Periods and Problems - Help for Teens and Parents
Often preteen and teen girls have problems with their periods, and have to miss school a few days each month because of it. These days add up quickly and can lead to frustration, lower grades and family conflict about attendance and schoolwork.
This women’s health issue is often clouded in embarrassment and misinformation that can delay or prevent girls from seeking and receiving treatment for their problem periods.
It can be hard for girls to bring up this topic with their parents, teachers, coaches and pediatricians. When they do they may be dismissed as having a “female issue” that they just “need to deal with.”
We want to let girls and their parents know that there are safe and effective ways to treat their problem periods. If they are experiencing pain, heavy bleeding, irregular bleeding or other concerns there is a treatment that is right for each girl that will help her feel well enough to go to school, get her work done and enjoy her teen years.
The first step is looking at the big picture and seeing if changes are needed. A few simple changes can help:

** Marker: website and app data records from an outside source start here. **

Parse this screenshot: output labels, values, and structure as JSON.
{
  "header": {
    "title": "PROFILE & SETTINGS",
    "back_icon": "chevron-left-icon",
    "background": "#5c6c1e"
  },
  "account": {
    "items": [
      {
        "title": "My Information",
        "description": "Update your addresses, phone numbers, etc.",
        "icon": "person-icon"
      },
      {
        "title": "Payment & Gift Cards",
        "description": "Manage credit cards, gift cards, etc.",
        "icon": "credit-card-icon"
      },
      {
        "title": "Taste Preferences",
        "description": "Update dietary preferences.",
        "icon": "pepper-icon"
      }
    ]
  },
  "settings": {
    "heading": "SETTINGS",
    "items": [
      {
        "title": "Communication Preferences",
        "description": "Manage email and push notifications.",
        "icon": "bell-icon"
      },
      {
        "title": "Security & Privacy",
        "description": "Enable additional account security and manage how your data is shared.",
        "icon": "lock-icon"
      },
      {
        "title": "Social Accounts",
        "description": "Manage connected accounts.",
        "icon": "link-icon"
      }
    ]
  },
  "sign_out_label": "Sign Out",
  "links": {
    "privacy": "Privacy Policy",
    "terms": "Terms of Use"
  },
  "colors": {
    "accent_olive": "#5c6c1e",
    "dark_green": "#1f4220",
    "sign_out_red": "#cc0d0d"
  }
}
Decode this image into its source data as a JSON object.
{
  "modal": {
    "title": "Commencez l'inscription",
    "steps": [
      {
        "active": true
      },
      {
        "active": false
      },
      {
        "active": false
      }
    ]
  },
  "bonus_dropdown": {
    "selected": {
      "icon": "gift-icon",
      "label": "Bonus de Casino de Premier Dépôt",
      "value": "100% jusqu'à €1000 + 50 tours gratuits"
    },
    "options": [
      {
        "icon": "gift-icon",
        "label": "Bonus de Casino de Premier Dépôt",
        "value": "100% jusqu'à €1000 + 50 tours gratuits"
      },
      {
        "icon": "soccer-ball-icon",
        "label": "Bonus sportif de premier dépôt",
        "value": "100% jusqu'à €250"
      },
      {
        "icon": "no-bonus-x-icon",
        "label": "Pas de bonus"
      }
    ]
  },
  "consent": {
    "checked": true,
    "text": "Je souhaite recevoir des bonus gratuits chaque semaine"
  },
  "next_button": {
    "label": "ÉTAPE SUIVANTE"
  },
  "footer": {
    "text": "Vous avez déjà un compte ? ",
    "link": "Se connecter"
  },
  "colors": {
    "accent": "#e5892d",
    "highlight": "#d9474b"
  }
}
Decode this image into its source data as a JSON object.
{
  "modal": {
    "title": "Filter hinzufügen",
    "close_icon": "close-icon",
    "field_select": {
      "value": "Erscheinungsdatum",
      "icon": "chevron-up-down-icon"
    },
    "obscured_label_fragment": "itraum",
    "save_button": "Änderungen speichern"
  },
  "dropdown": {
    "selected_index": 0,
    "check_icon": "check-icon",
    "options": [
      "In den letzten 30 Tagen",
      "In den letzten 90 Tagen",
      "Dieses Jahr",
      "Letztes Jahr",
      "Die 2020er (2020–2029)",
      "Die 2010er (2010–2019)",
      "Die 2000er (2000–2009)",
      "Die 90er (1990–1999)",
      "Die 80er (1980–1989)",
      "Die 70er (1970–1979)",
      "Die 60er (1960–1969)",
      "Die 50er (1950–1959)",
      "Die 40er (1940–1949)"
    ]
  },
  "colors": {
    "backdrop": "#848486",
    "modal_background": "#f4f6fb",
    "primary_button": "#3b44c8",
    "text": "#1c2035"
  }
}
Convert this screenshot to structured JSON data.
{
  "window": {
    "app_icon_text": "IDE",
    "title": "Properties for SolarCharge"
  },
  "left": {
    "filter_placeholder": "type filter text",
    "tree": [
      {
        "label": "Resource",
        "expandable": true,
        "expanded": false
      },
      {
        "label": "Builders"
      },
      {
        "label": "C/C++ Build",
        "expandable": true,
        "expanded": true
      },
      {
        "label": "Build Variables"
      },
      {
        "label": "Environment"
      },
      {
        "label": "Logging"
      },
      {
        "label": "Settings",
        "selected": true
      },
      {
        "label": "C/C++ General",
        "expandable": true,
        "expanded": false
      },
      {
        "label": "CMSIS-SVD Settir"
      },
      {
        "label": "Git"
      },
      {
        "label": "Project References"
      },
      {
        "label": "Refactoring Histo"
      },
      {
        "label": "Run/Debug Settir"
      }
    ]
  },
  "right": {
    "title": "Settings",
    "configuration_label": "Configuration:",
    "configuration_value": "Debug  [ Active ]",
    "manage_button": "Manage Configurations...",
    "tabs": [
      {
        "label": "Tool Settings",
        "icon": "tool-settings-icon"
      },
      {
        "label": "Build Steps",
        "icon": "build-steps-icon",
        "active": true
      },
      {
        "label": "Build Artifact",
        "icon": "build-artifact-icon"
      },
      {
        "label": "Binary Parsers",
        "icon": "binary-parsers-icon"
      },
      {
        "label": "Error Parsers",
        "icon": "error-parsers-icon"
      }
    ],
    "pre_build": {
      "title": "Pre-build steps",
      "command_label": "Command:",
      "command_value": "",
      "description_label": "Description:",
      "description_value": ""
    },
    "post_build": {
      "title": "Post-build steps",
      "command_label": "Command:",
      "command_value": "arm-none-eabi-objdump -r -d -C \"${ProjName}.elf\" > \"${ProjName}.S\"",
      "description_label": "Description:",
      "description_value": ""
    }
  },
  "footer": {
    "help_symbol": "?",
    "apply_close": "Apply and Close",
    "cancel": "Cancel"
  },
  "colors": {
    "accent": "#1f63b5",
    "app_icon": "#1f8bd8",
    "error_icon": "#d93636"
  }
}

- Eat nutritious foods, including fruits, veggies, protein and complex carbs
- Limit or avoid fast foods and sugary drinks such as soda, juices, energy drinks and sweet teas.
- Get regular exercise: 60 minutes each day
- For cramps and pain try a heating pad or over-the-counter medications such as ibuprofen
- Keep track of bleeding days and days when cramps or pain are a problem. Notice what makes them better or worse
- Keep track of moods and emotions. Learn relaxation techniques and get help for depression and anxiety if needed
- Call your health provider right away if you have severe pain, heavy or prolonged bleeding.
The next step is working with your health provider to consider medical treatment, the most common of which is low-dose hormonal therapy.
These medications are very safe for preteen and teen girls to use, and they work very well. Many of these options are packaged as “birth control,” but the medications are being used for their non-contraceptive effects. This means they decrease or eliminate bleeding and pain, can be used to regulate periods, and can help with other concerns like acne, premenstrual mood changes or headaches.
Do you know girls, teens and young women who suffer during their periods, and are missing school, work or other activities? They don’t need to “just deal with it.” Safe and effective options are available.
We are pleased to see young women in our offices. To arrange an appointment, please call (520) 795-0771.